POLICE have blitzed travelling criminals in Huddersfield.
Yesterday's special operation was set up in the town using dozens of extra officers who would normally have been on a training day.
The aim was to catch offenders travelling in and out of the town and seize untaxed and uninsured cars with no MOTs which are passed between villains as "pool cars".
Police stopped and recovered four of the cars in Huddersfield yesterday.
The high-technology traps use cameras that read number plates and are linked to the Police National Computer, which includes crime links such as whether a car was seen near a burglary.
They were set up at Bradford Road in Fartown and Lockwood Road in Lockwood.
One car - a stolen Nissan Sunny GTR with blacked-out windows - sped off from Bradford Road and was chased to Kirkheaton. The thieves escaped, but the car was recovered.

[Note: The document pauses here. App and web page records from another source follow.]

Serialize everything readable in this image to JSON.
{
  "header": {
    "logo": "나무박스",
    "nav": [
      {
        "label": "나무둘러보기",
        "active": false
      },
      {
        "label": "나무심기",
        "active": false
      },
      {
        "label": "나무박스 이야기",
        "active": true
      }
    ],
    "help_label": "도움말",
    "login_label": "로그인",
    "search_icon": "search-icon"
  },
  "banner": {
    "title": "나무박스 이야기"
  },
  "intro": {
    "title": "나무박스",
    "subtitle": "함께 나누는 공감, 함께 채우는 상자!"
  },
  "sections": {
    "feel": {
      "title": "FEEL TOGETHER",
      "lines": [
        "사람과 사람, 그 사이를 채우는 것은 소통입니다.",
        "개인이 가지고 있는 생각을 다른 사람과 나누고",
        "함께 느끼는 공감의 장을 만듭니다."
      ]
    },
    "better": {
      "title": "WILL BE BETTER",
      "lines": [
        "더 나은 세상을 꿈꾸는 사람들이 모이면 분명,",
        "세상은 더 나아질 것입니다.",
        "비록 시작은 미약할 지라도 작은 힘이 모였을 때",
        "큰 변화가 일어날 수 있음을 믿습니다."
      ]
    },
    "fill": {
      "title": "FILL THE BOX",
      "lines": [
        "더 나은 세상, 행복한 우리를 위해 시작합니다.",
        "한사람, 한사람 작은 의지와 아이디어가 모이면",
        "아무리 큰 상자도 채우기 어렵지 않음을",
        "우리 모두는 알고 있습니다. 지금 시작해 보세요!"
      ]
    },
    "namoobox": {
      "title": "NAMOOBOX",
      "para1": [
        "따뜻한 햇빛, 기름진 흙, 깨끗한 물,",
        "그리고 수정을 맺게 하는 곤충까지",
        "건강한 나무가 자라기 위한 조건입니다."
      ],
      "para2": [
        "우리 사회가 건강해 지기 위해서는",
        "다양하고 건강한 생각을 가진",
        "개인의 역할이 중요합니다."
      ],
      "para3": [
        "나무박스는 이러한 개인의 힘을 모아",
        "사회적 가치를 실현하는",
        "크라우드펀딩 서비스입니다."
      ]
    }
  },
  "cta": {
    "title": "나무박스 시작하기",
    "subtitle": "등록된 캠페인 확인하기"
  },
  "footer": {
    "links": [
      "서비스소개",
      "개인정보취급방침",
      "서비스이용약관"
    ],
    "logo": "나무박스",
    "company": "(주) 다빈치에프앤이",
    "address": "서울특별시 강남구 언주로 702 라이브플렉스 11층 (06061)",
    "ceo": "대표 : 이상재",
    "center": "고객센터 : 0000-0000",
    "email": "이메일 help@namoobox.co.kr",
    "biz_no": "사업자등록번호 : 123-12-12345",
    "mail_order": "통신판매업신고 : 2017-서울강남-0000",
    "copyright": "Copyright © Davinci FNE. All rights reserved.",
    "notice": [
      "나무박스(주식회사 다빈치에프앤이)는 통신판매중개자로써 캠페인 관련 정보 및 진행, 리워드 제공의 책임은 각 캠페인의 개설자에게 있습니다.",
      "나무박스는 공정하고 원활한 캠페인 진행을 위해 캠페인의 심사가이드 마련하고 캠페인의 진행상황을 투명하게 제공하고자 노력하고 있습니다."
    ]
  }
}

In separate arrests, one man was detained on suspicion of drink driving, another on suspicion of shoplifting and a third man wanted by police for deception was detained.
Insp Phil Ounsley, of Huddersfield police, said: "We wanted to get as many of these pool cars off the road as possible and are pleased to have found and seized four of them.
"This operation was aimed at targeting travelling criminals by catching those who drive around in untaxed, uninsured and untested cars.
"We used high technology equipment on the two main roads to target the vehicles.
"The Automatic Number Plate Recognition system is linked directly to the police national computer.
"It reads number plates and immediately flags up any vehicles that need to be stopped.
"This is known as a hit and ranges from cars with no tax to vehicles that have been linked with crime.
"They may have been spotted at the scene of a burglary, for instance."
He added: "The operation also gave us vital intelligence information.
"We stopped people known to us and discovered the kind of cars they are driving, who they are associating with and the areas they are operating in."
A similar action day at Lockwood Road recently led to 5,000 number plates being scanned which showed 75 "hits".
"The problem is we were getting so many hits that day we did not have sufficient officers to stop all the cars," said Insp Ounsley.
"These operations are not one-off events. More are planned for the Huddersfield area to disrupt the activities of travelling criminals."